Investors were to sell their shares on the final day if they disagreed with the plan, the company said, adding that it was not aware of any shareholder exercising the right of withdrawal.
Potential dissidents had the option of selling their shares back to the company for 26 euros each.
The decision to move its headquarters to Amsterdam sparked a public confrontation with the Spanish government, which accused Ferroviel and its president, Rafael del Pino, of disloyalty to Spain, as well as warnings from public representatives that the tax agency would investigate the company. Will check closely.
During a shareholder vote in April, a minority that included the brothers of the company’s chairman voted against the plan.

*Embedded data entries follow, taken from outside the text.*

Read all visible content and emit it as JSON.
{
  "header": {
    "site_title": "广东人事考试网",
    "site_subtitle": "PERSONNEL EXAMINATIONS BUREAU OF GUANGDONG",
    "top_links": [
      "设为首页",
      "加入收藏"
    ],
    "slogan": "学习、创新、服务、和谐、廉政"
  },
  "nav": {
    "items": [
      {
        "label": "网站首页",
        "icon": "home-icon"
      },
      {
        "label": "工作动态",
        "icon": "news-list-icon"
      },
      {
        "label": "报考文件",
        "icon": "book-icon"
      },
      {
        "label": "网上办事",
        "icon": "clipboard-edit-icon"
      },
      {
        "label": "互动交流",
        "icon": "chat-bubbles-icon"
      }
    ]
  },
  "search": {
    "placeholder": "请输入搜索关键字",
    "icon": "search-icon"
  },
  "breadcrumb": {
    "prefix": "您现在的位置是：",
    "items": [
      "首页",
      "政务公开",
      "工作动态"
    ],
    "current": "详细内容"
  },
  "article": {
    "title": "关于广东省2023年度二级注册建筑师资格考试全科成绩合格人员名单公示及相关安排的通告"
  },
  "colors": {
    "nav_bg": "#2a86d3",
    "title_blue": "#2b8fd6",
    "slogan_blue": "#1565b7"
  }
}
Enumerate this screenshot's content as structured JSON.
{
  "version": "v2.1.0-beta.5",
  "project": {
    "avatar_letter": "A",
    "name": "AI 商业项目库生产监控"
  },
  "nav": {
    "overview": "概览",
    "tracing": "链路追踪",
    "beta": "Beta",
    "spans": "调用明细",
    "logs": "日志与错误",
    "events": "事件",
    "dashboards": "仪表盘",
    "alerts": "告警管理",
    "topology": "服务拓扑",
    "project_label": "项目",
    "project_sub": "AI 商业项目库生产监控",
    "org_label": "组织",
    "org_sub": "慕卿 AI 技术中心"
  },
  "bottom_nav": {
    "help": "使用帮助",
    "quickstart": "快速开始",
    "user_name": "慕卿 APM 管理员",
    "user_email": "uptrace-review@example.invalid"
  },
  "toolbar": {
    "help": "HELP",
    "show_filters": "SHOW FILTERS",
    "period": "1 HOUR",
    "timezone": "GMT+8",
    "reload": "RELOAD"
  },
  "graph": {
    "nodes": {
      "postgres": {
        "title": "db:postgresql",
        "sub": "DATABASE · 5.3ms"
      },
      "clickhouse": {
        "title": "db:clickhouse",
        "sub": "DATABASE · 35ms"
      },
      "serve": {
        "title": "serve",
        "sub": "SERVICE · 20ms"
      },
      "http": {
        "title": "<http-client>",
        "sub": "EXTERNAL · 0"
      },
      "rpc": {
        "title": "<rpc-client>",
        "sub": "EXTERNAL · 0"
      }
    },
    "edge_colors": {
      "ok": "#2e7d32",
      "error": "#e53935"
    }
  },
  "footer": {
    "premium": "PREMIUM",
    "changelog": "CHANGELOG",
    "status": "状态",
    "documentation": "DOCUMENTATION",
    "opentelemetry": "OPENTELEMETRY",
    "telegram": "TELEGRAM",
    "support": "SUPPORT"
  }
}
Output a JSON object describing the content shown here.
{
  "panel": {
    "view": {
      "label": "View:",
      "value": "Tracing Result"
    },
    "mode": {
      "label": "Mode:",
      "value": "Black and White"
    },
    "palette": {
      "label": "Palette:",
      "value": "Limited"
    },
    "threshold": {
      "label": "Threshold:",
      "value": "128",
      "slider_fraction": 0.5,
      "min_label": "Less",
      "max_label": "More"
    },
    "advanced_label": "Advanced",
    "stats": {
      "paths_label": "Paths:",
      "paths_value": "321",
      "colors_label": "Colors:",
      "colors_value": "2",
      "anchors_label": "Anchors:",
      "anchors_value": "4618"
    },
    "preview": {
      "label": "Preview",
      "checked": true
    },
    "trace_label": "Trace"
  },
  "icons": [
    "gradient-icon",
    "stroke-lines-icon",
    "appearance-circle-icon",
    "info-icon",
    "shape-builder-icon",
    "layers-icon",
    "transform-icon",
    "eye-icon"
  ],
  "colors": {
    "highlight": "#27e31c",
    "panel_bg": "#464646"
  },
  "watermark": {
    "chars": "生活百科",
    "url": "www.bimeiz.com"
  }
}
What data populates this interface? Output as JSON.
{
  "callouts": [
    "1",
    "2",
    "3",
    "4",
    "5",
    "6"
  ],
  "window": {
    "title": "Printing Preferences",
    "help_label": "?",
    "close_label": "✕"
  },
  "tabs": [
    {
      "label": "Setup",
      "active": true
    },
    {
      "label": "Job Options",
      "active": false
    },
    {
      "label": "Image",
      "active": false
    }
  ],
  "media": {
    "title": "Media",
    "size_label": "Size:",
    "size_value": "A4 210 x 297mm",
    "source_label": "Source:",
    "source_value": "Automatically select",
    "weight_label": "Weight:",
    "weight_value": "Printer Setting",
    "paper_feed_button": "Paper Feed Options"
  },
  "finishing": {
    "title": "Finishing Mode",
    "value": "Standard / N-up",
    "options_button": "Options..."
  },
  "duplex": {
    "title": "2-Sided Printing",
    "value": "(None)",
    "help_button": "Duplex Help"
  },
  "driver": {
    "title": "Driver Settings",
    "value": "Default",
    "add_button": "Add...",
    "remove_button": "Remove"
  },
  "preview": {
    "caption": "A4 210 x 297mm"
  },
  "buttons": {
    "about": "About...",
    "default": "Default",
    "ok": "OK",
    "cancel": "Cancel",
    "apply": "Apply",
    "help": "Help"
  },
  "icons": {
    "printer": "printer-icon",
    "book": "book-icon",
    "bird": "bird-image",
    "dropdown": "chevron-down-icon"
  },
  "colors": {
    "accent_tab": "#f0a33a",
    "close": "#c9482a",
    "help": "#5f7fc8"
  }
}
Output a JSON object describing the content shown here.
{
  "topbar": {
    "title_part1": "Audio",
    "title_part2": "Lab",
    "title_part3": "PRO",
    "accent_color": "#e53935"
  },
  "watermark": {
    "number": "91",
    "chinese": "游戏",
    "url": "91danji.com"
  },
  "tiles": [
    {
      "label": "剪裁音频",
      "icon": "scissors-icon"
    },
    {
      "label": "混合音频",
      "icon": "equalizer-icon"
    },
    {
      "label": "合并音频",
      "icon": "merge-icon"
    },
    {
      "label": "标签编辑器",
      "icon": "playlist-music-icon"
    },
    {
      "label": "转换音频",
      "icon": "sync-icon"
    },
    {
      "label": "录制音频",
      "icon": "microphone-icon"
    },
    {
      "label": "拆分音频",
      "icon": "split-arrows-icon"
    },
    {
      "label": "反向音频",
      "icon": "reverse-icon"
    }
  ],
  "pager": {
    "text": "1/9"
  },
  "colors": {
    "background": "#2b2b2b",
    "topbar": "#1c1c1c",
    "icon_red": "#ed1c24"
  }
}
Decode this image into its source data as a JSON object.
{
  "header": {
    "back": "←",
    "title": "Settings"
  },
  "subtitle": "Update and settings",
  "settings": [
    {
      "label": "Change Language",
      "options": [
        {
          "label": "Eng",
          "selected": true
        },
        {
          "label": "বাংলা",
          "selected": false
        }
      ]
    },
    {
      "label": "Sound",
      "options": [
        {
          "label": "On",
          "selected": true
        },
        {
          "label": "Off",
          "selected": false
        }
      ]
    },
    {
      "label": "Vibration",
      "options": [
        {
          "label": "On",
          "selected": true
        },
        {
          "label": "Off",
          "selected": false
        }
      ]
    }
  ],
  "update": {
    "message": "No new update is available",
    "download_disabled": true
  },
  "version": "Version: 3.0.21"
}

Leopoldo Del Pino, then listed as the fifth largest investor in the company, said his stake represented 5.5% of shares with voting rights at the meeting, according to sources familiar with the shareholder vote.
The company then said that the proposal won the approval of 93.3% of shareholders at its annual general meeting, while 5.8% voted against it.
Ferrovial’s board described the offer as a “quick” way to apply for a US listing, while sources familiar with the matter told Reuters that the US energy transition and potential access to public funds for other subsidies played a role in the decision.
Ferrovial reported a 39% jump in first-quarter net profit last week, mainly due to toll increases and a strong improvement in mobility in North America, where it has two-thirds of its business and is looking to expand.